- Problem statement
Could you print every entry below exactly as given?

- Records supplied
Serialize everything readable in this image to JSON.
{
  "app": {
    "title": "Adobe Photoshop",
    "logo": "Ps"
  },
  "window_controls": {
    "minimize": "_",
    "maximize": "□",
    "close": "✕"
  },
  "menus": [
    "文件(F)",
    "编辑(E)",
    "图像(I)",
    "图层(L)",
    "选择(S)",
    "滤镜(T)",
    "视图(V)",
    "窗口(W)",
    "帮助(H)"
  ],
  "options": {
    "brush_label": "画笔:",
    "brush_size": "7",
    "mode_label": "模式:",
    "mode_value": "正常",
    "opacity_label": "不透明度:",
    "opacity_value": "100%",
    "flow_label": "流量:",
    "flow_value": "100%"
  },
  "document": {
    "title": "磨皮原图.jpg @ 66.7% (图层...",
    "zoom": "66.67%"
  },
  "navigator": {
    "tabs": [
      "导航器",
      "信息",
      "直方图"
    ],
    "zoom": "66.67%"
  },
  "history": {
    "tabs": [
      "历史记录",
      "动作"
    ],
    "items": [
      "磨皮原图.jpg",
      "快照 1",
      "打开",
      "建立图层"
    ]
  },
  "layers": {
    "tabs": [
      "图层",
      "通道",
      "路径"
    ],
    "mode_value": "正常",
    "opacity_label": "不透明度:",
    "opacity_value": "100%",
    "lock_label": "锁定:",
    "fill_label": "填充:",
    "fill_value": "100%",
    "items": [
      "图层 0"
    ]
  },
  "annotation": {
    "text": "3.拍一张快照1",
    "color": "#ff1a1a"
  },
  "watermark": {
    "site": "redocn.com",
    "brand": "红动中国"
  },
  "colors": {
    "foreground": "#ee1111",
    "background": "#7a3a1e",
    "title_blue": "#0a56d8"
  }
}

- Written solution
Serialize everything readable in this image to JSON.
{
  "app": {
    "title": "Adobe Photoshop",
    "logo": "Ps"
  },
  "window_controls": {
    "minimize": "_",
    "maximize": "□",
    "close": "✕"
  },
  "menus": [
    "文件(F)",
    "编辑(E)",
    "图像(I)",
    "图层(L)",
    "选择(S)",
    "滤镜(T)",
    "视图(V)",
    "窗口(W)",
    "帮助(H)"
  ],
  "options": {
    "brush_label": "画笔:",
    "brush_size": "7",
    "mode_label": "模式:",
    "mode_value": "正常",
    "opacity_label": "不透明度:",
    "opacity_value": "100%",
    "flow_label": "流量:",
    "flow_value": "100%"
  },
  "document": {
    "title": "磨皮原图.jpg @ 66.7% (图层...",
    "zoom": "66.67%"
  },
  "navigator": {
    "tabs": [
      "导航器",
      "信息",
      "直方图"
    ],
    "zoom": "66.67%"
  },
  "history": {
    "tabs": [
      "历史记录",
      "动作"
    ],
    "items": [
      "磨皮原图.jpg",
      "快照 1",
      "打开",
      "建立图层"
    ]
  },
  "layers": {
    "tabs": [
      "图层",
      "通道",
      "路径"
    ],
    "mode_value": "正常",
    "opacity_label": "不透明度:",
    "opacity_value": "100%",
    "lock_label": "锁定:",
    "fill_label": "填充:",
    "fill_value": "100%",
    "items": [
      "图层 0"
    ]
  },
  "annotation": {
    "text": "3.拍一张快照1",
    "color": "#ff1a1a"
  },
  "watermark": {
    "site": "redocn.com",
    "brand": "红动中国"
  },
  "colors": {
    "foreground": "#ee1111",
    "background": "#7a3a1e",
    "title_blue": "#0a56d8"
  }
}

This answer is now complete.